During October-December 2021, six times more people were screened for hepatitis C than those screened in the previous six months, but data regarding their clinical care pathway is sketchy. It is not known how many of them had tested hepatitis C antibody reactive. Also, there are some inconsistencies in data. For instance, the number of people initiated on hepatitis C treatment is more than the number of those who had had a hepatitis C viral load confirmatory test.
Ending barriers to access is vital
Despite India’s HIV/AIDS Act 2017 which protects people from HIV-related stigma and discrimination, people with HIV or those who inject drugs and their service providers reported stigma and discrimination within healthcare facilities as one of the major barriers to access.
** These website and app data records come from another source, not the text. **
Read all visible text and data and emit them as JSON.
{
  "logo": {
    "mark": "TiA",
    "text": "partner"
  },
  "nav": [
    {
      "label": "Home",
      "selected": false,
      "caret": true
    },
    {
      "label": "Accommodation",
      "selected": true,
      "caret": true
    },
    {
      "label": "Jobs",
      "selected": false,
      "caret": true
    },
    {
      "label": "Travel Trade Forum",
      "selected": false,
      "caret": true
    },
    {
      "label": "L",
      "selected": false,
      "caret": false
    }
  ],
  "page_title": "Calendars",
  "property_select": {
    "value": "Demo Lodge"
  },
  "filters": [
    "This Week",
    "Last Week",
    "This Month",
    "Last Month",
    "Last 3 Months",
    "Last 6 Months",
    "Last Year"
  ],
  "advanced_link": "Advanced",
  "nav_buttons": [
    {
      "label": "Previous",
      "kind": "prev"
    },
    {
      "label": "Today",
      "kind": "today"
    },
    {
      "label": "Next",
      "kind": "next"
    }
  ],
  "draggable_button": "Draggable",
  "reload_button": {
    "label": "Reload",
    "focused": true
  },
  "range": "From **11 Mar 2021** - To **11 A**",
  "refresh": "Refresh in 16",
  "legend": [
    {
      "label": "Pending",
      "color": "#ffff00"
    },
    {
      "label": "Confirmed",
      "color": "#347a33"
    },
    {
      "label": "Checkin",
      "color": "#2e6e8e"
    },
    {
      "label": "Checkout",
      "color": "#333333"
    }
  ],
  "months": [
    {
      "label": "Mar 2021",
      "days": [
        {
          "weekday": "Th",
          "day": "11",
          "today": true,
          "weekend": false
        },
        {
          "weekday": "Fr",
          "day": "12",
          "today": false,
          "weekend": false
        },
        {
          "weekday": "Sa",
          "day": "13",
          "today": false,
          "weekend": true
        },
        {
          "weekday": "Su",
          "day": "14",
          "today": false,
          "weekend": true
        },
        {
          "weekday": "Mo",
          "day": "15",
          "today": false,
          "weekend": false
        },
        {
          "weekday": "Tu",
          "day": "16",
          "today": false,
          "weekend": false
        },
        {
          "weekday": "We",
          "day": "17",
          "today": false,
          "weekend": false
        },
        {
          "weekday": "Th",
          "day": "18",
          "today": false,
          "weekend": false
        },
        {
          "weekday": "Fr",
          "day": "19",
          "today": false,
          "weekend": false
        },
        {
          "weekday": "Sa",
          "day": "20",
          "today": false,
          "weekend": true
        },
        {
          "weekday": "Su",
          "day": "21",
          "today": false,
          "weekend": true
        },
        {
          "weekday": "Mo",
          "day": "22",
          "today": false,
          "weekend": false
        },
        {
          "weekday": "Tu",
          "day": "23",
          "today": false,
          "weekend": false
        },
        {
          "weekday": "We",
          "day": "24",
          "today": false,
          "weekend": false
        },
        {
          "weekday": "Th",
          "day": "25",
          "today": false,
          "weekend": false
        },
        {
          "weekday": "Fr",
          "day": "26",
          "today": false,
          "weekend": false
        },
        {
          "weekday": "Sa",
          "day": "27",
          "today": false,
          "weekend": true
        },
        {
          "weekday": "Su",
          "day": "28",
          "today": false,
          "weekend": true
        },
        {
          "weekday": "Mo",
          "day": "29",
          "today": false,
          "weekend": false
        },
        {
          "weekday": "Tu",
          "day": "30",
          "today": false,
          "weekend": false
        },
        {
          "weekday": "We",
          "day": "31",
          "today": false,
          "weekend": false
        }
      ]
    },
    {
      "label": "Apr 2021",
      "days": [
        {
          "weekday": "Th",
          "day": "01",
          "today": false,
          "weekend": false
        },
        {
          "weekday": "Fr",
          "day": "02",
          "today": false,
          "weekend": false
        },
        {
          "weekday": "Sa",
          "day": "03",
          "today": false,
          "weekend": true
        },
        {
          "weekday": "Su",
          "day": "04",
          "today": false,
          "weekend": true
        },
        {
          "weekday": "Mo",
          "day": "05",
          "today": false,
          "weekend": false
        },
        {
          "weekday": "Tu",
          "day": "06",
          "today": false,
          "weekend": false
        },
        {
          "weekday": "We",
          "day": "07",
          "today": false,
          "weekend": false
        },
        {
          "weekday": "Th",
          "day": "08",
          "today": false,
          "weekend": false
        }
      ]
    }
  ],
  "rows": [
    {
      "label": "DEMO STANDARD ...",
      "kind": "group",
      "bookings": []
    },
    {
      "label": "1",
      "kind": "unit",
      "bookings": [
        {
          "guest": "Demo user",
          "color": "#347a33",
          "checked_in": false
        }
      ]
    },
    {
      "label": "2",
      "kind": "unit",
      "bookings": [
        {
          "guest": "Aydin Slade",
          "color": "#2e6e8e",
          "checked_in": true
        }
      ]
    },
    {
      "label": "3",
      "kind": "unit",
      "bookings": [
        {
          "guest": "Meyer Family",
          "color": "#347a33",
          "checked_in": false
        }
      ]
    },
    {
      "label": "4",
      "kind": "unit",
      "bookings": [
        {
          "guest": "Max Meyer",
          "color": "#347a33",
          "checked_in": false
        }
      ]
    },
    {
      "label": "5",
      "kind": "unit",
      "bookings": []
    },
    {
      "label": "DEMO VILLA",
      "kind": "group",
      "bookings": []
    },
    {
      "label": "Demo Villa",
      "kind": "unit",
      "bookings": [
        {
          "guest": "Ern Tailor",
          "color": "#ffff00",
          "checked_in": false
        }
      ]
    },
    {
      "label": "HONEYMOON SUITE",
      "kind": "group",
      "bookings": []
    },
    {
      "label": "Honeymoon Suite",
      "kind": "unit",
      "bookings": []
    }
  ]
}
Another reality check is that despite free government HIV and hepatitis services, some people are forced to pay for private services (such as HIV testing, baseline tests for initiating antiretroviral therapy and hepatitis C viral load tests). Medicines for opportunistic infections like cryptococcal meningitis are not provided, “as the cost is no longer supported by Manipur State AIDS Control Society,” according to the report.
Services not being available due to staff shortages, machines not working, long waiting times, high travel costs, unfriendly staff, and opening hours are some of the problems faced by the people in accessing services at government centres. This often forces them to pay for private services.
Contrary to the Supreme Court’s order, people are asked to show a government identity card to access treatment for hepatitis and HIV. There are a range of reasons why this stops people from using services, such as privacy, stigma, discrimination, or not having a government identity card.
Advocating for change
“This initiative is helping the community to understand the existing gaps so that we can demand evidence-based reforms in HIV and hepatitis C services,” Nalinikanta Raj Kumar of the Community Network for Empowerment – which led the community treatment observatory initiative in India – told aidsmap.com. “We have already started advocating with the government to make the necessary changes so that uptake of services improves.”
“Earlier, the turnaround time from sample collection to getting the report of hepatitis C viral load test was 30-45 days. This was one of the major treatment access barriers. Now, this time has been reduced to 5-7 days. Peer support staff was not recruited for the national viral hepatitis control programme since its launch in July 2019. Now, due to our evidence-based advocacy, the government has now identified the peer support staff from the community, who will soon be recruited at all the hepatitis treatment centres,” he shared.
Giten Khwairakpam of TREAT Asia told us that the community observatory had helped people complete the hepatitis screening, diagnosis, treatment and care pathway. “It is not just treatment uptake in case of viral hepatitis, but treatment completion and getting cured is also vital,” he said.
“This project gave an opportunity to raise treatment literacy,” Nalinikanta added. “It motivated communities to request their healthcare providers to switch them to dolutegravir-based regimen. Also, awareness increased on filing legal complaints about violations of human rights, including right to health, by utilising the free services of Legal Aid Clinic of Manipur State Legal Service Authority. Similarly, awareness rose about the importance of TB preventive therapy.”
Phase II of the community treatment observatory has been underway since January 2022.
TREAT Asia. Analysis of Community Treatment Observatory Data for HIV and Hepatitis C Virus Services in India and Indonesia. June 2022 (open access).